_TASK TO CARRY OUT_
Within the following material, tally each line that contains the string "title". Give the tally only.

_PROVIDED RECORDS_

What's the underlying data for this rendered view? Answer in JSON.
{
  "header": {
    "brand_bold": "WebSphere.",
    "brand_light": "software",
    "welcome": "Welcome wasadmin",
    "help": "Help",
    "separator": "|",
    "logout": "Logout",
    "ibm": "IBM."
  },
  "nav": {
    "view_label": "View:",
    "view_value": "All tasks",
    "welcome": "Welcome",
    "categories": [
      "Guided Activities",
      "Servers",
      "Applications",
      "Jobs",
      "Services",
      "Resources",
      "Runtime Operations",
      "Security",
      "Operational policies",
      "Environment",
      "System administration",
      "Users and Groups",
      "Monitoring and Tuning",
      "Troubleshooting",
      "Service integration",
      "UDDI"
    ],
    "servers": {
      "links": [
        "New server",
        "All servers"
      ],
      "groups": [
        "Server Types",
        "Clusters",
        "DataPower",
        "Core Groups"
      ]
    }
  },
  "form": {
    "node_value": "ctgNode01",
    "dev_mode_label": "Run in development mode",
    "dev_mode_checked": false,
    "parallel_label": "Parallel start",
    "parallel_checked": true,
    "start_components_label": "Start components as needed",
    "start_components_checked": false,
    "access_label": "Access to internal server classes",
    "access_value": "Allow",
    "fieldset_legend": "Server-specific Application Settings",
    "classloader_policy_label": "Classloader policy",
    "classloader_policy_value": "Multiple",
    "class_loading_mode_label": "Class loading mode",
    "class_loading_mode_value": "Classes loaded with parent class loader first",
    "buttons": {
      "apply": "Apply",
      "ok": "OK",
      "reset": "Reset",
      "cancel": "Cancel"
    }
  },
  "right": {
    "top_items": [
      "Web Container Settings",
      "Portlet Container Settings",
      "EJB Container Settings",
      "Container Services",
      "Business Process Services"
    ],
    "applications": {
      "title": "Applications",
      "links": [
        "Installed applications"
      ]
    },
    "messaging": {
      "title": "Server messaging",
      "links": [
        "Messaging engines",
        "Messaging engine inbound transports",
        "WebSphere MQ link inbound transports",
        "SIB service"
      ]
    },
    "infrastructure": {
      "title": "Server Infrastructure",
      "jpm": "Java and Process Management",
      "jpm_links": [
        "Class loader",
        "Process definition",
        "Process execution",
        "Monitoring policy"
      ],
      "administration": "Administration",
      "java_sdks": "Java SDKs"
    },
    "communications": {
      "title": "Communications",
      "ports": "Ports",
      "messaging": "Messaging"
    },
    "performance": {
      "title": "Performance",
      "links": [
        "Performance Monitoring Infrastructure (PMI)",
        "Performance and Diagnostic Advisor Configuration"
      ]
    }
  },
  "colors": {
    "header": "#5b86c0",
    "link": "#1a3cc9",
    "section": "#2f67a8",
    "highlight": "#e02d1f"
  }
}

_RESPONSE TO THE TASK_
5